    ABSTRACT: A key weapon in the insurgents' armamentarium against coalition and local security forces in Iraq and Afghanistan has been the use of anti-vehicle mines and improvised explosive devices (IEDs). Often directed against vehicle-borne troops, these devices, once detonated, transfer considerable amounts of energy through the vehicle to the occupants. This results in severe lower limb injuries that are frequently limb threatening. Fundamental to designing novel mitigation strategies is a requirement to understand the injury mechanism by developing appropriate injury modelling tools that are underpinned by the analysis of contemporary battlefield casualty data. This article aims to summarise our understanding of the clinical course of lower limb blast injuries from IEDs and its value in developing unique injury modelling test-beds to evaluate and produce the next generation of protective equipment for reducing the devastating effects of blast injury.
    Journal of the Royal Army Medical Corps 12/2013; 160(2). DOI:10.1136/jramc-2013-000202 · 0.81 Impact Factor
  • Source
    [Show abstract] [Hide abstract]
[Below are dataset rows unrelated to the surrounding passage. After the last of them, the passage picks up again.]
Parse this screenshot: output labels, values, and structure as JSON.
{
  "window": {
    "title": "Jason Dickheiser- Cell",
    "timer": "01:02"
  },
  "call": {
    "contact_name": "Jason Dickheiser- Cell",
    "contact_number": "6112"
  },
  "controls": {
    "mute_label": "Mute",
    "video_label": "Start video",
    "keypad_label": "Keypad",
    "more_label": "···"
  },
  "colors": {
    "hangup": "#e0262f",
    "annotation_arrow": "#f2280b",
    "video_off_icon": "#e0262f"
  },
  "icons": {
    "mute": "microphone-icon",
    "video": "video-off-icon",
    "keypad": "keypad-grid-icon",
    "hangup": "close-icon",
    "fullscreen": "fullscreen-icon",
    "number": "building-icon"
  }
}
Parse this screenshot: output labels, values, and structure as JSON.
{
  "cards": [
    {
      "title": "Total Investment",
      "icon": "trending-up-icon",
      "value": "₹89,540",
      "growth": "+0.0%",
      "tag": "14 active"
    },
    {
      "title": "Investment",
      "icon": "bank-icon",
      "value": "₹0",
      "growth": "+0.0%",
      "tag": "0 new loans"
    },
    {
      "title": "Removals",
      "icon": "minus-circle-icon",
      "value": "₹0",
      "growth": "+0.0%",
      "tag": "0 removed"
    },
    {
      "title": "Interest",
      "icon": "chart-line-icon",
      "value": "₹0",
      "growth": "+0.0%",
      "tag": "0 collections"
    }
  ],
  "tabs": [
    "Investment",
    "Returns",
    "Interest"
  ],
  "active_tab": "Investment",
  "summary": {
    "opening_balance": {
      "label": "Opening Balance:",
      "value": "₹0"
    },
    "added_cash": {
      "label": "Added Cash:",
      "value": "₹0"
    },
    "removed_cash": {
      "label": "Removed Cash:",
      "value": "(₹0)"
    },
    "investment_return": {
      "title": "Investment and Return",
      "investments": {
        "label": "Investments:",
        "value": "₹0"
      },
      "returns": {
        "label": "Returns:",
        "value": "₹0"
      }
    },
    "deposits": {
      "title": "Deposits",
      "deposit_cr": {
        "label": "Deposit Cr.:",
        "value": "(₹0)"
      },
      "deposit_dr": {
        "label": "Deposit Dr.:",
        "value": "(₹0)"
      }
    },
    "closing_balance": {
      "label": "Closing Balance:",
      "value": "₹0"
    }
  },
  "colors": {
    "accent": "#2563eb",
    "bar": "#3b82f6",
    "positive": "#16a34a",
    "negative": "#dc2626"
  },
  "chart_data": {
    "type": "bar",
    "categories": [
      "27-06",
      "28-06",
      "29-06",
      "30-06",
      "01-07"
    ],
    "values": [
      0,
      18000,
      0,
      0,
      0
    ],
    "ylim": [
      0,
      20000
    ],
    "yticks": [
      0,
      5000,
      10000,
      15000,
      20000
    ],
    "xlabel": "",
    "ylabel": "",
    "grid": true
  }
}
    ABSTRACT: BACKGROUND: While multiple studies have examined amputations that have occurred during the current conflicts in Iraq and Afghanistan, none of these studies have provided an overarching characterization of all of these injuries. METHODS: A retrospective study of all major extremity amputations sustained by US Service Members from January 2001 through July 30, 2011, was performed. Data obtained from these amputees included amputation level(s), mechanism of injury, time to amputation, Injury Severity Score (ISS), age, rank, number of trauma admissions, and number of troops deployed. RESULTS: There were 1,221 amputees who met inclusion criteria. These amputees sustained a total of 1,631 amputations. The number of amputations performed each year has increased dramatically in 2010 (196) and the first half of 2011 (160) from 2008 (105) and 2009 (94). The number of amputations performed per every 100 traumatic admissions (3.5-14) and the number of amputations per 100,000 deployed troops (2-14) has also increased in 2010 and the first half of 2011. Most amputations occurred at the transtibial (683, 41.8%) and transfemoral (564, 34.5%) levels. Thirty percent of the amputees (366) sustained multiple amputations, and 14% of all amputations (228) performed involved the upper extremity. There were 127 amputees (10%) who underwent their amputation more than 90 days after the date of injury. CONCLUSION: The number of amputations occurring during the current Iraqi and Afghanistan conflicts has increased in 2010 and the first half of 2011. Most amputations involve the lower extremities, and there is a much higher percentage of amputees who have sustained multiple amputations during current operations than previous conflicts. (J Trauma Acute Care Surg. 2012;73: S438-S444. Copyright (C) 2012 by Lippincott Williams & Wilkins)
    The Journal of trauma 12/2012; 73. DOI:10.1097/TA.0b013e318275469c · 2.96 Impact Factor